*** Opening of Data extracts ***
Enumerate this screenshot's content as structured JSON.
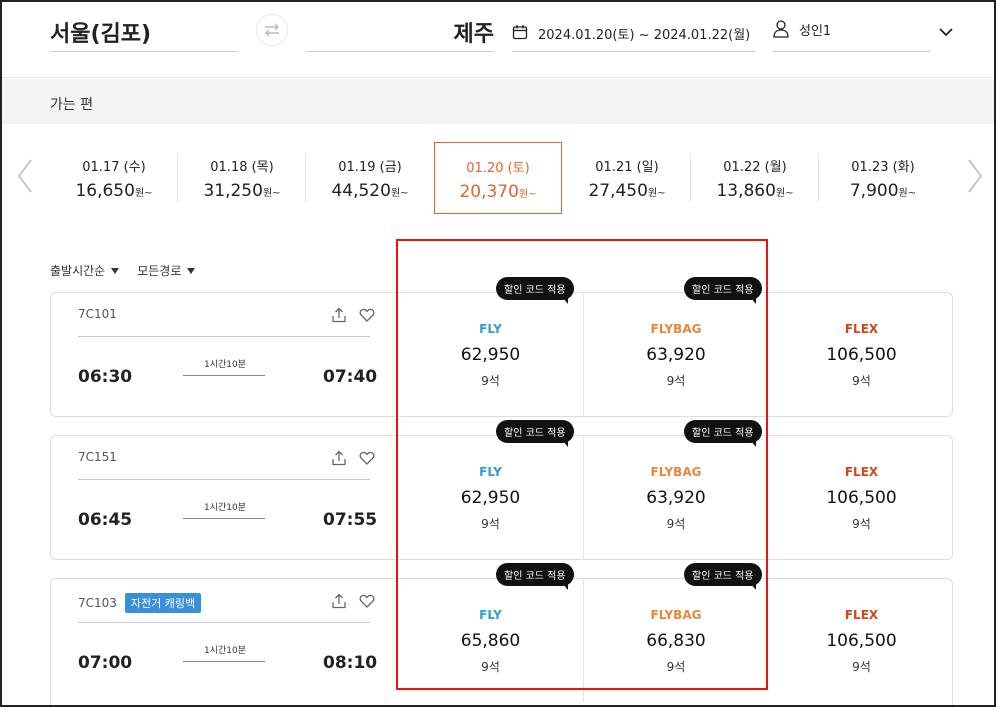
{
  "search": {
    "origin": "서울(김포)",
    "destination": "제주",
    "dates": "2024.01.20(토) ~ 2024.01.22(월)",
    "passengers": "성인1"
  },
  "section_title": "가는 편",
  "date_strip": [
    {
      "date": "01.17 (수)",
      "price": "16,650",
      "unit": "원~",
      "active": false
    },
    {
      "date": "01.18 (목)",
      "price": "31,250",
      "unit": "원~",
      "active": false
    },
    {
      "date": "01.19 (금)",
      "price": "44,520",
      "unit": "원~",
      "active": false
    },
    {
      "date": "01.20 (토)",
      "price": "20,370",
      "unit": "원~",
      "active": true
    },
    {
      "date": "01.21 (일)",
      "price": "27,450",
      "unit": "원~",
      "active": false
    },
    {
      "date": "01.22 (월)",
      "price": "13,860",
      "unit": "원~",
      "active": false
    },
    {
      "date": "01.23 (화)",
      "price": "7,900",
      "unit": "원~",
      "active": false
    }
  ],
  "filters": {
    "sort": "출발시간순",
    "route": "모든경로"
  },
  "badge_text": "할인 코드 적용",
  "flights": [
    {
      "flight_no": "7C101",
      "tag": "",
      "depart": "06:30",
      "arrive": "07:40",
      "duration": "1시간10분",
      "fares": [
        {
          "class": "FLY",
          "price": "62,950",
          "seats": "9석"
        },
        {
          "class": "FLYBAG",
          "price": "63,920",
          "seats": "9석"
        },
        {
          "class": "FLEX",
          "price": "106,500",
          "seats": "9석"
        }
      ]
    },
    {
      "flight_no": "7C151",
      "tag": "",
      "depart": "06:45",
      "arrive": "07:55",
      "duration": "1시간10분",
      "fares": [
        {
          "class": "FLY",
          "price": "62,950",
          "seats": "9석"
        },
        {
          "class": "FLYBAG",
          "price": "63,920",
          "seats": "9석"
        },
        {
          "class": "FLEX",
          "price": "106,500",
          "seats": "9석"
        }
      ]
    },
    {
      "flight_no": "7C103",
      "tag": "자전거 캐링백",
      "depart": "07:00",
      "arrive": "08:10",
      "duration": "1시간10분",
      "fares": [
        {
          "class": "FLY",
          "price": "65,860",
          "seats": "9석"
        },
        {
          "class": "FLYBAG",
          "price": "66,830",
          "seats": "9석"
        },
        {
          "class": "FLEX",
          "price": "106,500",
          "seats": "9석"
        }
      ]
    }
  ],
  "colors": {
    "accent": "#e0652b",
    "fly": "#2e9ed4",
    "flybag": "#e8863a",
    "flex": "#d8441c",
    "highlight": "#e11111"
  }
}
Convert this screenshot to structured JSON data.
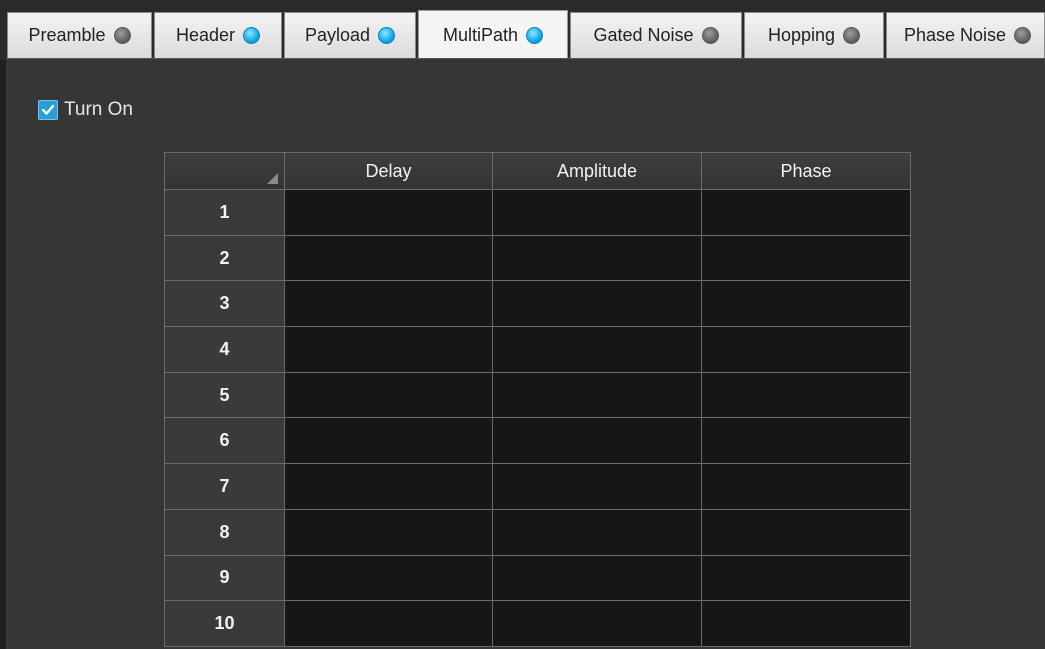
{
  "tabs": [
    {
      "label": "Preamble",
      "status": "inactive"
    },
    {
      "label": "Header",
      "status": "active"
    },
    {
      "label": "Payload",
      "status": "active"
    },
    {
      "label": "MultiPath",
      "status": "active"
    },
    {
      "label": "Gated Noise",
      "status": "inactive"
    },
    {
      "label": "Hopping",
      "status": "inactive"
    },
    {
      "label": "Phase Noise",
      "status": "inactive"
    }
  ],
  "selected_tab": "MultiPath",
  "colors": {
    "led_active": "#10a8e6",
    "led_inactive": "#6b6b6b",
    "checkbox": "#2a9fd6"
  },
  "turn_on": {
    "label": "Turn On",
    "checked": true
  },
  "grid": {
    "columns": [
      "Delay",
      "Amplitude",
      "Phase"
    ],
    "rows": [
      {
        "label": "1",
        "cells": [
          "",
          "",
          ""
        ]
      },
      {
        "label": "2",
        "cells": [
          "",
          "",
          ""
        ]
      },
      {
        "label": "3",
        "cells": [
          "",
          "",
          ""
        ]
      },
      {
        "label": "4",
        "cells": [
          "",
          "",
          ""
        ]
      },
      {
        "label": "5",
        "cells": [
          "",
          "",
          ""
        ]
      },
      {
        "label": "6",
        "cells": [
          "",
          "",
          ""
        ]
      },
      {
        "label": "7",
        "cells": [
          "",
          "",
          ""
        ]
      },
      {
        "label": "8",
        "cells": [
          "",
          "",
          ""
        ]
      },
      {
        "label": "9",
        "cells": [
          "",
          "",
          ""
        ]
      },
      {
        "label": "10",
        "cells": [
          "",
          "",
          ""
        ]
      }
    ]
  }
}
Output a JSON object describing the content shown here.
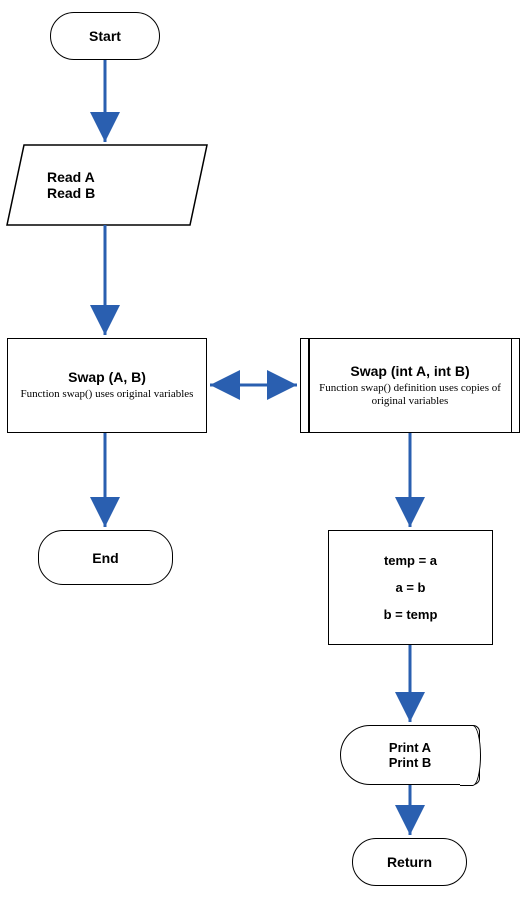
{
  "chart_data": {
    "type": "flowchart",
    "nodes": [
      {
        "id": "start",
        "type": "terminator",
        "label": "Start"
      },
      {
        "id": "read",
        "type": "io",
        "lines": [
          "Read A",
          "Read B"
        ]
      },
      {
        "id": "swap_call",
        "type": "process",
        "title": "Swap (A, B)",
        "subtitle": "Function swap() uses original variables"
      },
      {
        "id": "swap_def",
        "type": "predefined-process",
        "title": "Swap (int A, int B)",
        "subtitle": "Function swap() definition uses copies of original variables"
      },
      {
        "id": "end",
        "type": "terminator",
        "label": "End"
      },
      {
        "id": "swap_body",
        "type": "process",
        "lines": [
          "temp = a",
          "a = b",
          "b = temp"
        ]
      },
      {
        "id": "print",
        "type": "display",
        "lines": [
          "Print A",
          "Print B"
        ]
      },
      {
        "id": "return",
        "type": "terminator",
        "label": "Return"
      }
    ],
    "edges": [
      {
        "from": "start",
        "to": "read"
      },
      {
        "from": "read",
        "to": "swap_call"
      },
      {
        "from": "swap_call",
        "to": "swap_def",
        "bidirectional": true
      },
      {
        "from": "swap_call",
        "to": "end"
      },
      {
        "from": "swap_def",
        "to": "swap_body"
      },
      {
        "from": "swap_body",
        "to": "print"
      },
      {
        "from": "print",
        "to": "return"
      }
    ]
  },
  "nodes": {
    "start": {
      "label": "Start"
    },
    "read": {
      "line1": "Read A",
      "line2": "Read B"
    },
    "swap_call": {
      "title": "Swap (A, B)",
      "sub": "Function swap() uses original variables"
    },
    "swap_def": {
      "title": "Swap (int A, int B)",
      "sub": "Function swap() definition uses copies of original variables"
    },
    "end": {
      "label": "End"
    },
    "swap_body": {
      "l1": "temp = a",
      "l2": "a = b",
      "l3": "b = temp"
    },
    "print": {
      "l1": "Print A",
      "l2": "Print B"
    },
    "return": {
      "label": "Return"
    }
  },
  "colors": {
    "arrow": "#2a5fb0"
  }
}
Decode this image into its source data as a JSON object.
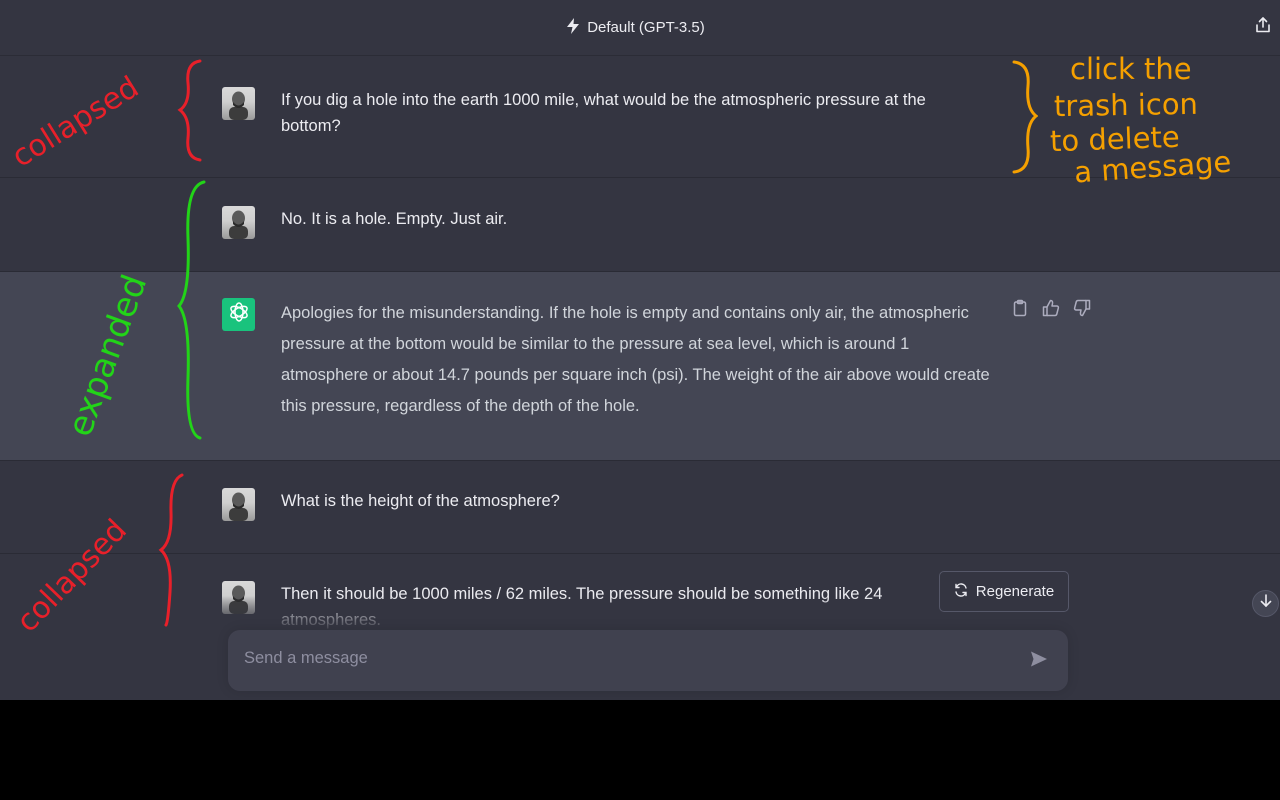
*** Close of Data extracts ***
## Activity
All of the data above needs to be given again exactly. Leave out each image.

## Output of the task
Enumerate this screenshot's content as structured JSON.
{
  "search": {
    "origin": "서울(김포)",
    "destination": "제주",
    "dates": "2024.01.20(토) ~ 2024.01.22(월)",
    "passengers": "성인1"
  },
  "section_title": "가는 편",
  "date_strip": [
    {
      "date": "01.17 (수)",
      "price": "16,650",
      "unit": "원~",
      "active": false
    },
    {
      "date": "01.18 (목)",
      "price": "31,250",
      "unit": "원~",
      "active": false
    },
    {
      "date": "01.19 (금)",
      "price": "44,520",
      "unit": "원~",
      "active": false
    },
    {
      "date": "01.20 (토)",
      "price": "20,370",
      "unit": "원~",
      "active": true
    },
    {
      "date": "01.21 (일)",
      "price": "27,450",
      "unit": "원~",
      "active": false
    },
    {
      "date": "01.22 (월)",
      "price": "13,860",
      "unit": "원~",
      "active": false
    },
    {
      "date": "01.23 (화)",
      "price": "7,900",
      "unit": "원~",
      "active": false
    }
  ],
  "filters": {
    "sort": "출발시간순",
    "route": "모든경로"
  },
  "badge_text": "할인 코드 적용",
  "flights": [
    {
      "flight_no": "7C101",
      "tag": "",
      "depart": "06:30",
      "arrive": "07:40",
      "duration": "1시간10분",
      "fares": [
        {
          "class": "FLY",
          "price": "62,950",
          "seats": "9석"
        },
        {
          "class": "FLYBAG",
          "price": "63,920",
          "seats": "9석"
        },
        {
          "class": "FLEX",
          "price": "106,500",
          "seats": "9석"
        }
      ]
    },
    {
      "flight_no": "7C151",
      "tag": "",
      "depart": "06:45",
      "arrive": "07:55",
      "duration": "1시간10분",
      "fares": [
        {
          "class": "FLY",
          "price": "62,950",
          "seats": "9석"
        },
        {
          "class": "FLYBAG",
          "price": "63,920",
          "seats": "9석"
        },
        {
          "class": "FLEX",
          "price": "106,500",
          "seats": "9석"
        }
      ]
    },
    {
      "flight_no": "7C103",
      "tag": "자전거 캐링백",
      "depart": "07:00",
      "arrive": "08:10",
      "duration": "1시간10분",
      "fares": [
        {
          "class": "FLY",
          "price": "65,860",
          "seats": "9석"
        },
        {
          "class": "FLYBAG",
          "price": "66,830",
          "seats": "9석"
        },
        {
          "class": "FLEX",
          "price": "106,500",
          "seats": "9석"
        }
      ]
    }
  ],
  "colors": {
    "accent": "#e0652b",
    "fly": "#2e9ed4",
    "flybag": "#e8863a",
    "flex": "#d8441c",
    "highlight": "#e11111"
  }
}
Convert this screenshot to structured JSON data.
{
  "tabs": [
    {
      "label": "Preamble",
      "status": "inactive"
    },
    {
      "label": "Header",
      "status": "active"
    },
    {
      "label": "Payload",
      "status": "active"
    },
    {
      "label": "MultiPath",
      "status": "active"
    },
    {
      "label": "Gated Noise",
      "status": "inactive"
    },
    {
      "label": "Hopping",
      "status": "inactive"
    },
    {
      "label": "Phase Noise",
      "status": "inactive"
    }
  ],
  "selected_tab": "MultiPath",
  "colors": {
    "led_active": "#10a8e6",
    "led_inactive": "#6b6b6b",
    "checkbox": "#2a9fd6"
  },
  "turn_on": {
    "label": "Turn On",
    "checked": true
  },
  "grid": {
    "columns": [
      "Delay",
      "Amplitude",
      "Phase"
    ],
    "rows": [
      {
        "label": "1",
        "cells": [
          "",
          "",
          ""
        ]
      },
      {
        "label": "2",
        "cells": [
          "",
          "",
          ""
        ]
      },
      {
        "label": "3",
        "cells": [
          "",
          "",
          ""
        ]
      },
      {
        "label": "4",
        "cells": [
          "",
          "",
          ""
        ]
      },
      {
        "label": "5",
        "cells": [
          "",
          "",
          ""
        ]
      },
      {
        "label": "6",
        "cells": [
          "",
          "",
          ""
        ]
      },
      {
        "label": "7",
        "cells": [
          "",
          "",
          ""
        ]
      },
      {
        "label": "8",
        "cells": [
          "",
          "",
          ""
        ]
      },
      {
        "label": "9",
        "cells": [
          "",
          "",
          ""
        ]
      },
      {
        "label": "10",
        "cells": [
          "",
          "",
          ""
        ]
      }
    ]
  }
}
Output a JSON object describing the content shown here.
{
  "chart_data": {
    "type": "flowchart",
    "nodes": [
      {
        "id": "start",
        "type": "terminator",
        "label": "Start"
      },
      {
        "id": "read",
        "type": "io",
        "lines": [
          "Read A",
          "Read B"
        ]
      },
      {
        "id": "swap_call",
        "type": "process",
        "title": "Swap (A, B)",
        "subtitle": "Function swap() uses original variables"
      },
      {
        "id": "swap_def",
        "type": "predefined-process",
        "title": "Swap (int A, int B)",
        "subtitle": "Function swap() definition uses copies of original variables"
      },
      {
        "id": "end",
        "type": "terminator",
        "label": "End"
      },
      {
        "id": "swap_body",
        "type": "process",
        "lines": [
          "temp = a",
          "a = b",
          "b = temp"
        ]
      },
      {
        "id": "print",
        "type": "display",
        "lines": [
          "Print A",
          "Print B"
        ]
      },
      {
        "id": "return",
        "type": "terminator",
        "label": "Return"
      }
    ],
    "edges": [
      {
        "from": "start",
        "to": "read"
      },
      {
        "from": "read",
        "to": "swap_call"
      },
      {
        "from": "swap_call",
        "to": "swap_def",
        "bidirectional": true
      },
      {
        "from": "swap_call",
        "to": "end"
      },
      {
        "from": "swap_def",
        "to": "swap_body"
      },
      {
        "from": "swap_body",
        "to": "print"
      },
      {
        "from": "print",
        "to": "return"
      }
    ]
  },
  "nodes": {
    "start": {
      "label": "Start"
    },
    "read": {
      "line1": "Read A",
      "line2": "Read B"
    },
    "swap_call": {
      "title": "Swap (A, B)",
      "sub": "Function swap() uses original variables"
    },
    "swap_def": {
      "title": "Swap (int A, int B)",
      "sub": "Function swap() definition uses copies of original variables"
    },
    "end": {
      "label": "End"
    },
    "swap_body": {
      "l1": "temp = a",
      "l2": "a = b",
      "l3": "b = temp"
    },
    "print": {
      "l1": "Print A",
      "l2": "Print B"
    },
    "return": {
      "label": "Return"
    }
  },
  "colors": {
    "arrow": "#2a5fb0"
  }
}
Decode this image into its source data as a JSON object.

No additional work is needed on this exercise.